<<<<

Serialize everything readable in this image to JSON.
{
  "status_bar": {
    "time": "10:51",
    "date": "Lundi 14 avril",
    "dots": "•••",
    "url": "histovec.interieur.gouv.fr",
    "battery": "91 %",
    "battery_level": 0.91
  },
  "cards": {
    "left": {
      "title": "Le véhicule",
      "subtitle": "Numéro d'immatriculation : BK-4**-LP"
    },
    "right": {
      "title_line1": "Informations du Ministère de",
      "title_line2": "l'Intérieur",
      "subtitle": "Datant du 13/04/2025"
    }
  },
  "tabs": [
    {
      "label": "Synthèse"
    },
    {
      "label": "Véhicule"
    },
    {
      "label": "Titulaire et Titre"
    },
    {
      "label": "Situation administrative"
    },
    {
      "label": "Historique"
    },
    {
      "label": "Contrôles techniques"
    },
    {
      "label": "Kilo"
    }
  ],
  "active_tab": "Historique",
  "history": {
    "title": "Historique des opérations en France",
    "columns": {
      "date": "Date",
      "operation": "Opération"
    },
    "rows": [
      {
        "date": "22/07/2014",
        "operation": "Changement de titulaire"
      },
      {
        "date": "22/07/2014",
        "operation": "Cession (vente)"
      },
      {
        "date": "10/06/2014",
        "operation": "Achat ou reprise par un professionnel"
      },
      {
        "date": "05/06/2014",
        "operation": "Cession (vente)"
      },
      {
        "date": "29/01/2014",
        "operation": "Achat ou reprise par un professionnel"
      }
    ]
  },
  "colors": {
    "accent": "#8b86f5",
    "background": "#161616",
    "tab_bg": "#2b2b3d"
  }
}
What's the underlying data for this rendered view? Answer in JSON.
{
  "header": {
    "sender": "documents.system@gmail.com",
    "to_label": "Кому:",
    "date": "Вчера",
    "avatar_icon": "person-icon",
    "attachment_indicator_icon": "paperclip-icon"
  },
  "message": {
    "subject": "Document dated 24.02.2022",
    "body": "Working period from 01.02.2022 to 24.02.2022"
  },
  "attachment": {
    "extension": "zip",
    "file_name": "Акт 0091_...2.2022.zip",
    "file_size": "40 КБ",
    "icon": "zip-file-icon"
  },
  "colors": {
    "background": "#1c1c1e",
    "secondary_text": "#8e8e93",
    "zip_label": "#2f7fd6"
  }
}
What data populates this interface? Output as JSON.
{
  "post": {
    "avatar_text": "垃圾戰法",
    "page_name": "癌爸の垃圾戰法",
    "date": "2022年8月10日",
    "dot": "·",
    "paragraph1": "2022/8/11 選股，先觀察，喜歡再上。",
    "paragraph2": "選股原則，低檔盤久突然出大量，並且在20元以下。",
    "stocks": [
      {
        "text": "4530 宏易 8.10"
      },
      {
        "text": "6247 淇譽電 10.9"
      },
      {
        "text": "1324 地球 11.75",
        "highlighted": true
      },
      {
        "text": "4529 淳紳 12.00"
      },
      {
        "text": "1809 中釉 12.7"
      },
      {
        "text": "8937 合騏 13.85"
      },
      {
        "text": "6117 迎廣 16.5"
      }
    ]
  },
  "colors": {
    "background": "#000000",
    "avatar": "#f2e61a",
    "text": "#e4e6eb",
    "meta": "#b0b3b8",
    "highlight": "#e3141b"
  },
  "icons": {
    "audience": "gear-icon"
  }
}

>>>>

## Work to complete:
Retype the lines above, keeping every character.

## Completed task:
Serialize everything readable in this image to JSON.
{
  "status_bar": {
    "time": "10:51",
    "date": "Lundi 14 avril",
    "dots": "•••",
    "url": "histovec.interieur.gouv.fr",
    "battery": "91 %",
    "battery_level": 0.91
  },
  "cards": {
    "left": {
      "title": "Le véhicule",
      "subtitle": "Numéro d'immatriculation : BK-4**-LP"
    },
    "right": {
      "title_line1": "Informations du Ministère de",
      "title_line2": "l'Intérieur",
      "subtitle": "Datant du 13/04/2025"
    }
  },
  "tabs": [
    {
      "label": "Synthèse"
    },
    {
      "label": "Véhicule"
    },
    {
      "label": "Titulaire et Titre"
    },
    {
      "label": "Situation administrative"
    },
    {
      "label": "Historique"
    },
    {
      "label": "Contrôles techniques"
    },
    {
      "label": "Kilo"
    }
  ],
  "active_tab": "Historique",
  "history": {
    "title": "Historique des opérations en France",
    "columns": {
      "date": "Date",
      "operation": "Opération"
    },
    "rows": [
      {
        "date": "22/07/2014",
        "operation": "Changement de titulaire"
      },
      {
        "date": "22/07/2014",
        "operation": "Cession (vente)"
      },
      {
        "date": "10/06/2014",
        "operation": "Achat ou reprise par un professionnel"
      },
      {
        "date": "05/06/2014",
        "operation": "Cession (vente)"
      },
      {
        "date": "29/01/2014",
        "operation": "Achat ou reprise par un professionnel"
      }
    ]
  },
  "colors": {
    "accent": "#8b86f5",
    "background": "#161616",
    "tab_bg": "#2b2b3d"
  }
}
What's the underlying data for this rendered view? Answer in JSON.
{
  "header": {
    "sender": "documents.system@gmail.com",
    "to_label": "Кому:",
    "date": "Вчера",
    "avatar_icon": "person-icon",
    "attachment_indicator_icon": "paperclip-icon"
  },
  "message": {
    "subject": "Document dated 24.02.2022",
    "body": "Working period from 01.02.2022 to 24.02.2022"
  },
  "attachment": {
    "extension": "zip",
    "file_name": "Акт 0091_...2.2022.zip",
    "file_size": "40 КБ",
    "icon": "zip-file-icon"
  },
  "colors": {
    "background": "#1c1c1e",
    "secondary_text": "#8e8e93",
    "zip_label": "#2f7fd6"
  }
}
What data populates this interface? Output as JSON.
{
  "post": {
    "avatar_text": "垃圾戰法",
    "page_name": "癌爸の垃圾戰法",
    "date": "2022年8月10日",
    "dot": "·",
    "paragraph1": "2022/8/11 選股，先觀察，喜歡再上。",
    "paragraph2": "選股原則，低檔盤久突然出大量，並且在20元以下。",
    "stocks": [
      {
        "text": "4530 宏易 8.10"
      },
      {
        "text": "6247 淇譽電 10.9"
      },
      {
        "text": "1324 地球 11.75",
        "highlighted": true
      },
      {
        "text": "4529 淳紳 12.00"
      },
      {
        "text": "1809 中釉 12.7"
      },
      {
        "text": "8937 合騏 13.85"
      },
      {
        "text": "6117 迎廣 16.5"
      }
    ]
  },
  "colors": {
    "background": "#000000",
    "avatar": "#f2e61a",
    "text": "#e4e6eb",
    "meta": "#b0b3b8",
    "highlight": "#e3141b"
  },
  "icons": {
    "audience": "gear-icon"
  }
}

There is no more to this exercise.